• [GOAL OF THE EXERCISE] Exactly reproduce all the records, keeping pictures out of the copy.
-------------------------
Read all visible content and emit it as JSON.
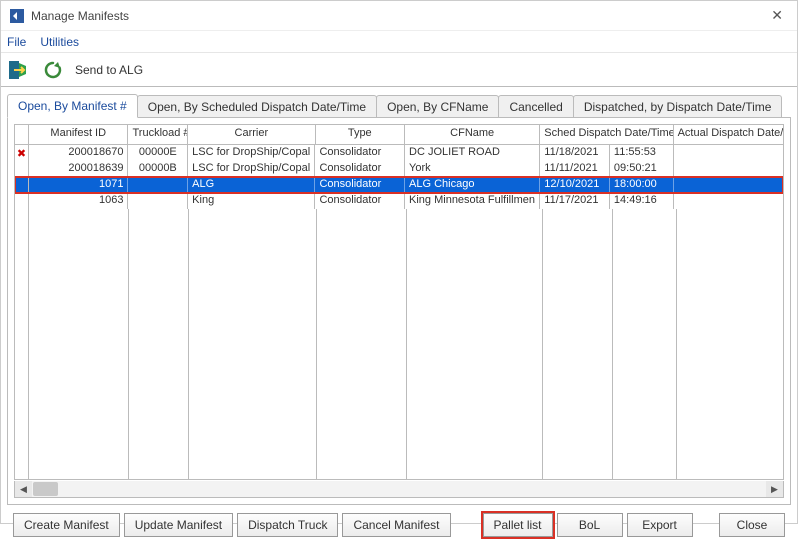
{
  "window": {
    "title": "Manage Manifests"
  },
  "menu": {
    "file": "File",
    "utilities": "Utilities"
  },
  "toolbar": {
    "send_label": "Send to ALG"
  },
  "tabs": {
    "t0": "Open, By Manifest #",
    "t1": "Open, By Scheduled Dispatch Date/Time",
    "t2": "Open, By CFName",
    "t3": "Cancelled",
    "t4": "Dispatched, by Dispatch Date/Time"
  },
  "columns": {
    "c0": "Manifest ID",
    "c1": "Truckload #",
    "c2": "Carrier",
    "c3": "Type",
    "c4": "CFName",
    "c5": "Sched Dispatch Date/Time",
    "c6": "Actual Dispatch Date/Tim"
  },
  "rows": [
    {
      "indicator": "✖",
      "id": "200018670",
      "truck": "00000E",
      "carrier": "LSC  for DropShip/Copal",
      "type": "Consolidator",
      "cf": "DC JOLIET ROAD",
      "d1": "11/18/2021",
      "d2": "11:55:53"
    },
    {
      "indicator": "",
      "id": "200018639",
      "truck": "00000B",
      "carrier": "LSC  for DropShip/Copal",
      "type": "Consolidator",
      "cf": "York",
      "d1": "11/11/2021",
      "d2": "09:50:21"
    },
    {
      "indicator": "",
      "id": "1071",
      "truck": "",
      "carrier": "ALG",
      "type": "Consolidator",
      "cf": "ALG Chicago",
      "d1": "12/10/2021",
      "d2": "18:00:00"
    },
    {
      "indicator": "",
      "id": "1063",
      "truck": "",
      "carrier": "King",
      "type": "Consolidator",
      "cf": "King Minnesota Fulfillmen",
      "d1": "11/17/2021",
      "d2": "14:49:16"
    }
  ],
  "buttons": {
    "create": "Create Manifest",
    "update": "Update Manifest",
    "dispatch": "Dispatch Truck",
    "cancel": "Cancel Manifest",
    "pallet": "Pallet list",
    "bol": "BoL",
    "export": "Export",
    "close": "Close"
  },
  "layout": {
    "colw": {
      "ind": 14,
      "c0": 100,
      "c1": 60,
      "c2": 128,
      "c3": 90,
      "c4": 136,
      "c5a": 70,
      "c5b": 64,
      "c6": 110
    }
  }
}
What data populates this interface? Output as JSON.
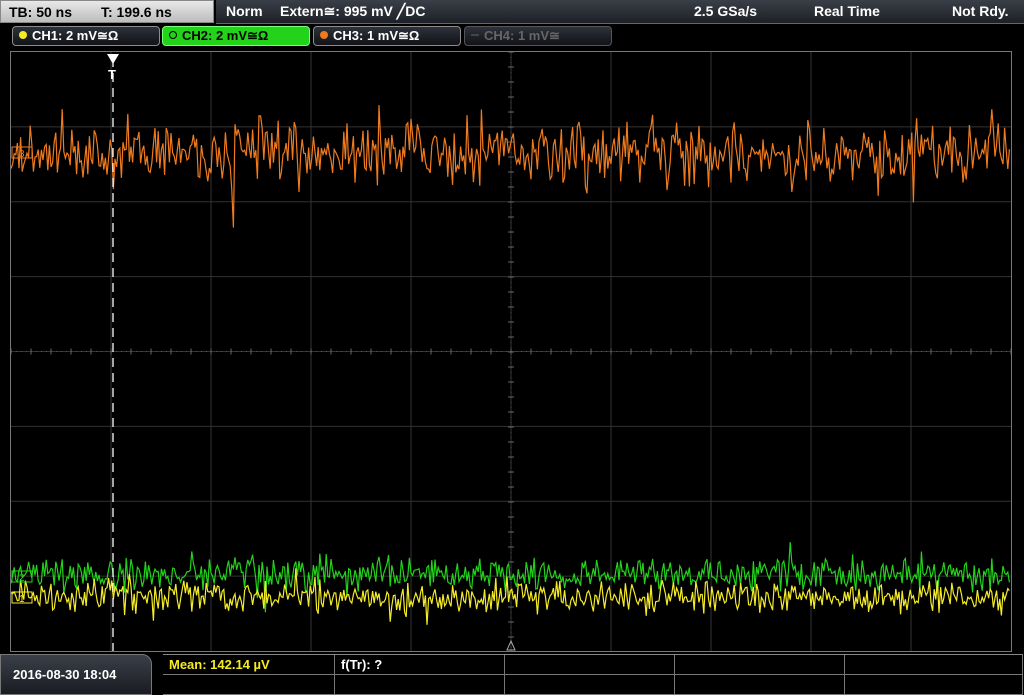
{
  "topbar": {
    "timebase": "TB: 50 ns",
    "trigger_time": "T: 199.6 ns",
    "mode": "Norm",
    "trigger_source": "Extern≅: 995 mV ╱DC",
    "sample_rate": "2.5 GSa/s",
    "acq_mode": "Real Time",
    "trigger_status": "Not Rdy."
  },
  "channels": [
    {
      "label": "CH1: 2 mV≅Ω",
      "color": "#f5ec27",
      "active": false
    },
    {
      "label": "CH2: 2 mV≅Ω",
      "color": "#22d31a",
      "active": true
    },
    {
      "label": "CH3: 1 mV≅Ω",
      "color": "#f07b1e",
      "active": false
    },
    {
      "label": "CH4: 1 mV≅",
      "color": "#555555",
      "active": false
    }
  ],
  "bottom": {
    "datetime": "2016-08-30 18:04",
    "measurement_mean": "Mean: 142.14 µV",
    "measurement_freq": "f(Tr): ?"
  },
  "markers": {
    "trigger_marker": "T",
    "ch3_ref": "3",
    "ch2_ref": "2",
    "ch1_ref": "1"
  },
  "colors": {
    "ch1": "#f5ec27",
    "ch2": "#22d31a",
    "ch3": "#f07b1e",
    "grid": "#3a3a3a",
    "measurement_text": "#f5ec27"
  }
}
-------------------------
• [ANSWER BOX]
Read all visible content and emit it as JSON.
{
  "window": {
    "title": "Manage Manifests"
  },
  "menu": {
    "file": "File",
    "utilities": "Utilities"
  },
  "toolbar": {
    "send_label": "Send to ALG"
  },
  "tabs": {
    "t0": "Open, By Manifest #",
    "t1": "Open, By Scheduled Dispatch Date/Time",
    "t2": "Open, By CFName",
    "t3": "Cancelled",
    "t4": "Dispatched, by Dispatch Date/Time"
  },
  "columns": {
    "c0": "Manifest ID",
    "c1": "Truckload #",
    "c2": "Carrier",
    "c3": "Type",
    "c4": "CFName",
    "c5": "Sched Dispatch Date/Time",
    "c6": "Actual Dispatch Date/Tim"
  },
  "rows": [
    {
      "indicator": "✖",
      "id": "200018670",
      "truck": "00000E",
      "carrier": "LSC  for DropShip/Copal",
      "type": "Consolidator",
      "cf": "DC JOLIET ROAD",
      "d1": "11/18/2021",
      "d2": "11:55:53"
    },
    {
      "indicator": "",
      "id": "200018639",
      "truck": "00000B",
      "carrier": "LSC  for DropShip/Copal",
      "type": "Consolidator",
      "cf": "York",
      "d1": "11/11/2021",
      "d2": "09:50:21"
    },
    {
      "indicator": "",
      "id": "1071",
      "truck": "",
      "carrier": "ALG",
      "type": "Consolidator",
      "cf": "ALG Chicago",
      "d1": "12/10/2021",
      "d2": "18:00:00"
    },
    {
      "indicator": "",
      "id": "1063",
      "truck": "",
      "carrier": "King",
      "type": "Consolidator",
      "cf": "King Minnesota Fulfillmen",
      "d1": "11/17/2021",
      "d2": "14:49:16"
    }
  ],
  "buttons": {
    "create": "Create Manifest",
    "update": "Update Manifest",
    "dispatch": "Dispatch Truck",
    "cancel": "Cancel Manifest",
    "pallet": "Pallet list",
    "bol": "BoL",
    "export": "Export",
    "close": "Close"
  },
  "layout": {
    "colw": {
      "ind": 14,
      "c0": 100,
      "c1": 60,
      "c2": 128,
      "c3": 90,
      "c4": 136,
      "c5a": 70,
      "c5b": 64,
      "c6": 110
    }
  }
}
What data populates this interface? Output as JSON.
{
  "topbar": {
    "timebase": "TB: 50 ns",
    "trigger_time": "T: 199.6 ns",
    "mode": "Norm",
    "trigger_source": "Extern≅: 995 mV ╱DC",
    "sample_rate": "2.5 GSa/s",
    "acq_mode": "Real Time",
    "trigger_status": "Not Rdy."
  },
  "channels": [
    {
      "label": "CH1: 2 mV≅Ω",
      "color": "#f5ec27",
      "active": false
    },
    {
      "label": "CH2: 2 mV≅Ω",
      "color": "#22d31a",
      "active": true
    },
    {
      "label": "CH3: 1 mV≅Ω",
      "color": "#f07b1e",
      "active": false
    },
    {
      "label": "CH4: 1 mV≅",
      "color": "#555555",
      "active": false
    }
  ],
  "bottom": {
    "datetime": "2016-08-30 18:04",
    "measurement_mean": "Mean: 142.14 µV",
    "measurement_freq": "f(Tr): ?"
  },
  "markers": {
    "trigger_marker": "T",
    "ch3_ref": "3",
    "ch2_ref": "2",
    "ch1_ref": "1"
  },
  "colors": {
    "ch1": "#f5ec27",
    "ch2": "#22d31a",
    "ch3": "#f07b1e",
    "grid": "#3a3a3a",
    "measurement_text": "#f5ec27"
  }
}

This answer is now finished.